In those early years I yearned to grow, to know the fullness of the Christian life. I studied under the guidance of godly scholars such as Professor Richard Lovelace and Dr. Carl Henry. I read voraciously. But I was perplexed that Christianity seemed to be having so little impact on modern life. What was it, I asked, that God really wanted from His people? How should we live? And it was out of this struggle, as I've explained in the following introduction, that I wrote the book you are about to read, Loving God.
Few things God has done in my life have surprised me as much as this book. At the outset I had modest ambitions: It might reach some serious believers, maybe stir them to a more disciplined life, I hoped. But instead the book went through XX printings, was translated into twenty languages, over a half-million copies have been sold in the U.S., hundreds of thousands more distributed by the Billy Graham Association, and countless hundreds of thousands more overseas, reaching Europe, China, Korea, much of Africa, all of Latin America, and even behind the former iron curtain.

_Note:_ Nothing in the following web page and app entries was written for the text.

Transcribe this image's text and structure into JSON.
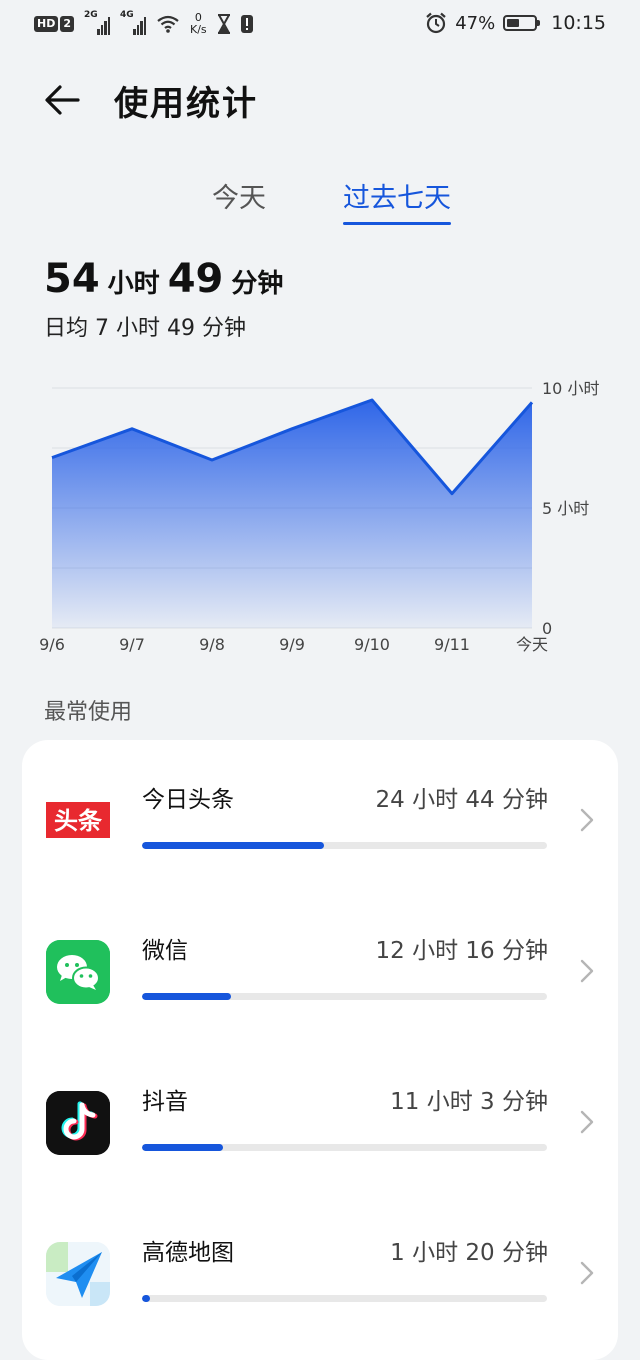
{
  "status_bar": {
    "hd_badge": "HD",
    "sim2_label": "2",
    "signal1_label": "2G",
    "signal2_label": "4G",
    "net_speed_value": "0",
    "net_speed_unit": "K/s",
    "battery_percent": "47%",
    "battery_level": 0.47,
    "time": "10:15"
  },
  "header": {
    "title": "使用统计",
    "back_icon": "arrow-left-icon"
  },
  "tabs": [
    {
      "label": "今天",
      "active": false
    },
    {
      "label": "过去七天",
      "active": true
    }
  ],
  "summary": {
    "total_hours": "54",
    "hour_unit": "小时",
    "total_minutes": "49",
    "minute_unit": "分钟",
    "daily_avg": "日均 7 小时 49 分钟"
  },
  "chart_data": {
    "type": "area",
    "categories": [
      "9/6",
      "9/7",
      "9/8",
      "9/9",
      "9/10",
      "9/11",
      "今天"
    ],
    "values": [
      7.1,
      8.3,
      7.0,
      8.3,
      9.5,
      5.6,
      9.4
    ],
    "ylim": [
      0,
      10
    ],
    "y_ticks": [
      {
        "value": 10,
        "label": "10 小时"
      },
      {
        "value": 5,
        "label": "5 小时"
      },
      {
        "value": 0,
        "label": "0"
      }
    ],
    "grid": true,
    "color": "#1656dc"
  },
  "most_used": {
    "section_label": "最常使用",
    "apps": [
      {
        "name": "今日头条",
        "time": "24 小时 44 分钟",
        "fraction": 0.45,
        "icon": "toutiao-icon"
      },
      {
        "name": "微信",
        "time": "12 小时 16 分钟",
        "fraction": 0.22,
        "icon": "wechat-icon"
      },
      {
        "name": "抖音",
        "time": "11 小时 3 分钟",
        "fraction": 0.2,
        "icon": "douyin-icon"
      },
      {
        "name": "高德地图",
        "time": "1 小时 20 分钟",
        "fraction": 0.02,
        "icon": "amap-icon"
      }
    ]
  },
  "colors": {
    "accent": "#1656dc",
    "background": "#f1f3f5",
    "card": "#ffffff"
  }
}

Over the thirteen years since this book was published, I have been humbled by the thousands of letters it has prompted from people in every station of life---from prime ministers to prisoners. The message is always the same: The writers' lives had been deeply affected. Some became believers; others discovered the true meaning of being a Christian---to love God and to love one another.
No letter touched me more deeply than one smuggled out of the then Soviet Union in 1990 and sent to the minister who had translated the book into Russian:
'You sent your book, Loving God to us, but for a whole month the prison authorities would not release it to us. When we found out about its existence, we complained to Moscow, and finally we were allowed to read this book. In our camp there are about 3,000 prisoners, and everyone has read your book. In actuality, every evening someone would read aloud while 15 to 20 others listened. It's good that you wrote about the author, Colson. When we learned that he too had been in prison, we understood that he knew the meaning of freedom. In other words, we who hated and thought that such feelings were experienced by all people, learned that it was possible to learn to love God and other people. ...'Semyon Gorokhov
Valentin Sukonin and the other 3,000 prisoners
12 June 1990
Still burned in my consciousness is the picture of Russian prisoners huddled around a single candle in a cold, barren prison camp, reading the words of this book. I couldn't help but think back on my years in the White House, when every effort was engaged in trying to affect Soviet policy. What I accomplished was nothing compared to what God had done through the pages of this manuscript, delivering one copy into a Russian prison.
So I am overjoyed at Zondervan's decision to reprint this book. The need for its message is as great today, maybe greater, than when it was first published thirteen years ago. Then the forces of secularism were on the ascendancy, American culture was in the grips of selfish individualism and empty consumerism; Christian values were in retreat. Since then, however, the culture war has only intensified; postmodernism---the belief that there is no truth and no God---is dominant among secular elites. Christianity has been driven to the margins of society. So never has the need for Christians to be serious about their faith been greater, and never has the message of this book been more urgent.
I pray that as you read through the pages that follow, God will touch your life and you will discover what those Russian prisoners did---that even in the ugliest of times and in the ugliest of circumstances, it is possible to love God and other people.